BRIEF:
Reproduce every line in the listing that contains the word "Friday".

RECORDS TO USE:
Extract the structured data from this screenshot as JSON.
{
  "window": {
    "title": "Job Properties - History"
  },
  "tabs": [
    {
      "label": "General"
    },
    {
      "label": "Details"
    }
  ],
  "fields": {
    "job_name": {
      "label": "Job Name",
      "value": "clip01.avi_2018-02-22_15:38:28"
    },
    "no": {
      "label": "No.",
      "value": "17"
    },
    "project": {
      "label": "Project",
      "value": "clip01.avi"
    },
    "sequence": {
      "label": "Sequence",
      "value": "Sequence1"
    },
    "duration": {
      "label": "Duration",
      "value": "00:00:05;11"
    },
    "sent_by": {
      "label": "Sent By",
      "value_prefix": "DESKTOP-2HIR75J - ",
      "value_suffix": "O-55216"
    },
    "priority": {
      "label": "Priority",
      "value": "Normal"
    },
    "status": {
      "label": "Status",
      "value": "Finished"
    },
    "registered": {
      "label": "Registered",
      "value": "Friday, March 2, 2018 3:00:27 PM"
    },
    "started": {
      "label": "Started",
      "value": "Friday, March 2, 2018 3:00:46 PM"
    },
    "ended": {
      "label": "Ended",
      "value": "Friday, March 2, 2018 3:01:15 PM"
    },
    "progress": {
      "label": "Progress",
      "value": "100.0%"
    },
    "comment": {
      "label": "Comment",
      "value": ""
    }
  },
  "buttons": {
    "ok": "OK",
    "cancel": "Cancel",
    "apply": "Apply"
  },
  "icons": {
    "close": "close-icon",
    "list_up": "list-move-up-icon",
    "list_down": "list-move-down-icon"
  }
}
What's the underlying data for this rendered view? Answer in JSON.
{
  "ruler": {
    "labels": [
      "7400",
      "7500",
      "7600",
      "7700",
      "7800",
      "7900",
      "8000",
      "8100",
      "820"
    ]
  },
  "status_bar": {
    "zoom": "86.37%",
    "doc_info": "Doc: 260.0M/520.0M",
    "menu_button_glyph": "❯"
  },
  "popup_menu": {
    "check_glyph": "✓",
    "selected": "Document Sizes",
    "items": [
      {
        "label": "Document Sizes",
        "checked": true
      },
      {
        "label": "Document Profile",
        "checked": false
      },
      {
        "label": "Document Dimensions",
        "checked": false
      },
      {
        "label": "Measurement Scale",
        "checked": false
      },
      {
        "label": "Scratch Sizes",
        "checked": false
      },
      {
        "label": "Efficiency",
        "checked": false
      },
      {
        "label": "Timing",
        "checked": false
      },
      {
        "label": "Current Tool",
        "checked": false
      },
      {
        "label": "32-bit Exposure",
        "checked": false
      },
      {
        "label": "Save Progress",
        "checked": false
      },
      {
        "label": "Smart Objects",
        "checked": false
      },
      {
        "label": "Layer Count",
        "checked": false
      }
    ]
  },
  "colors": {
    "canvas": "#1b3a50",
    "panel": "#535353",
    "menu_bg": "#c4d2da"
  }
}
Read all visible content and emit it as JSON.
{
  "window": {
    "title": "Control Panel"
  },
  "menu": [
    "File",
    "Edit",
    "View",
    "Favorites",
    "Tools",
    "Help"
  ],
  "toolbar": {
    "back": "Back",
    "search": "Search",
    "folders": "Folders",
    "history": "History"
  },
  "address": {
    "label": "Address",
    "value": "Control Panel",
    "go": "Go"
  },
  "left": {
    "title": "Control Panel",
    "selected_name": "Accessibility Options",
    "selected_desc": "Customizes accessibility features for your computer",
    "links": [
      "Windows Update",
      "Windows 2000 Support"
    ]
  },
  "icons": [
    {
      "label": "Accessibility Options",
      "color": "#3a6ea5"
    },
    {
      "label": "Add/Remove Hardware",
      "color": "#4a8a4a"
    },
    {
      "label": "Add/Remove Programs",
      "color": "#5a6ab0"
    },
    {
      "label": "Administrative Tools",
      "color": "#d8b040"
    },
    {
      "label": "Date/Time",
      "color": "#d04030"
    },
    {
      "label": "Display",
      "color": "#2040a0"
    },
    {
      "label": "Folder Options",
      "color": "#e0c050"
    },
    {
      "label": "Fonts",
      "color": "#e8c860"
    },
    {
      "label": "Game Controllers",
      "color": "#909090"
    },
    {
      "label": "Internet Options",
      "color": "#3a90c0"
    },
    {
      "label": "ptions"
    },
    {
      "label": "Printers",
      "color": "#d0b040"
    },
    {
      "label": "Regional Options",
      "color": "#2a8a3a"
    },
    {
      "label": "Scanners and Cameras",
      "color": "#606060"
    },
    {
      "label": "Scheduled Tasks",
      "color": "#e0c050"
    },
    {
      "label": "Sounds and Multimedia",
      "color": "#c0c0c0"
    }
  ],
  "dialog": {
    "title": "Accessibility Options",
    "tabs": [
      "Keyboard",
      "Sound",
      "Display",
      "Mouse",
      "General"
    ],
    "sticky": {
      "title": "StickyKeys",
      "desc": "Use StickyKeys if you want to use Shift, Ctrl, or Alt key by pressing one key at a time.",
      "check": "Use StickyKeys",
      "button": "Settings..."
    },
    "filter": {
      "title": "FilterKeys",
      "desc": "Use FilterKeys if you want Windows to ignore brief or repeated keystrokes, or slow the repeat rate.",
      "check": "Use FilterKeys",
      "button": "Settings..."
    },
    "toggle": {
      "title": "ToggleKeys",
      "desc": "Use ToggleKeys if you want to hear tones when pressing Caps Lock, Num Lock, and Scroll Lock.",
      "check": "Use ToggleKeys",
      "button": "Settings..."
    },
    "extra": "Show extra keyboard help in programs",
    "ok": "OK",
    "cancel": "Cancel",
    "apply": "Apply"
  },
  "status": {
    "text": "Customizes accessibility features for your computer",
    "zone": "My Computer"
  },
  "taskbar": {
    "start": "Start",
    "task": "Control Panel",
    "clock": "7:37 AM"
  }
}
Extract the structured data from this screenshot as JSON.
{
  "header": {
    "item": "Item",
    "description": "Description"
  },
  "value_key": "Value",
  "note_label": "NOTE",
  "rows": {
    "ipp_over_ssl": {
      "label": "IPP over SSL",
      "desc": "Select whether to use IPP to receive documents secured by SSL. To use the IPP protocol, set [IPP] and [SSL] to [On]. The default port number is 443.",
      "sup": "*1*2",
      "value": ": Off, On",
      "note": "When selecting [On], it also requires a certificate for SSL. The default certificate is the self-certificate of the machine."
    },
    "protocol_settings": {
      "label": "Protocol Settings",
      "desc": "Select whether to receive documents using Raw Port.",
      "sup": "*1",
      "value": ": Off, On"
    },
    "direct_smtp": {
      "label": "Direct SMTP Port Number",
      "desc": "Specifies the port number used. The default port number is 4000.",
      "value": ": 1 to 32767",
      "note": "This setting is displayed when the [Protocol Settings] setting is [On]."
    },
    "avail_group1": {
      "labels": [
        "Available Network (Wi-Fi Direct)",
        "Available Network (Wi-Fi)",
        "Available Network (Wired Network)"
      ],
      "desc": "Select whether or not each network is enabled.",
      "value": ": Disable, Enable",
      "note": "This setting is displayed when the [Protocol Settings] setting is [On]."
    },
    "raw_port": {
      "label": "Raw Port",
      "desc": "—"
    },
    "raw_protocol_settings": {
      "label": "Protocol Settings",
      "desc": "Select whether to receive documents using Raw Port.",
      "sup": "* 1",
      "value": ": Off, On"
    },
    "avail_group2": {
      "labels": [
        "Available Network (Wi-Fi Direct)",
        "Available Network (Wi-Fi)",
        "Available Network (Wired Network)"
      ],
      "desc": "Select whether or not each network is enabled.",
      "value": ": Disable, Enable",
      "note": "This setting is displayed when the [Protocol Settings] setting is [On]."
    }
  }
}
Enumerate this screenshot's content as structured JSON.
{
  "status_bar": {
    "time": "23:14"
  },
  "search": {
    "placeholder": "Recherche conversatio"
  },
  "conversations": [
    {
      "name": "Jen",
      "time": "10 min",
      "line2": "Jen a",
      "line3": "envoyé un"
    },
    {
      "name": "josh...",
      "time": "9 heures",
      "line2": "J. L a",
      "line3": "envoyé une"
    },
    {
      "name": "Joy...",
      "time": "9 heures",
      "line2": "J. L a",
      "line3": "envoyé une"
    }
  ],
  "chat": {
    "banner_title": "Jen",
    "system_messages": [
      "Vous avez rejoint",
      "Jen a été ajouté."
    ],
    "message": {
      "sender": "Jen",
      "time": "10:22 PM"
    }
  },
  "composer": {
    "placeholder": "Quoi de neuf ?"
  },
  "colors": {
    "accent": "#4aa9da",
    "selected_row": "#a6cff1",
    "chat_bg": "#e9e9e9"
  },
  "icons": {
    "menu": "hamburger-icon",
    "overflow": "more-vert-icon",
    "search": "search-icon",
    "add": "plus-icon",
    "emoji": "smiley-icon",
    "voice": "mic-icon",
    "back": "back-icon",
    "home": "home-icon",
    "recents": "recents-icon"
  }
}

YOUR RESPONSE:
      "value": "Friday, March 2, 2018 3:00:27 PM"
      "value": "Friday, March 2, 2018 3:00:46 PM"
      "value": "Friday, March 2, 2018 3:01:15 PM"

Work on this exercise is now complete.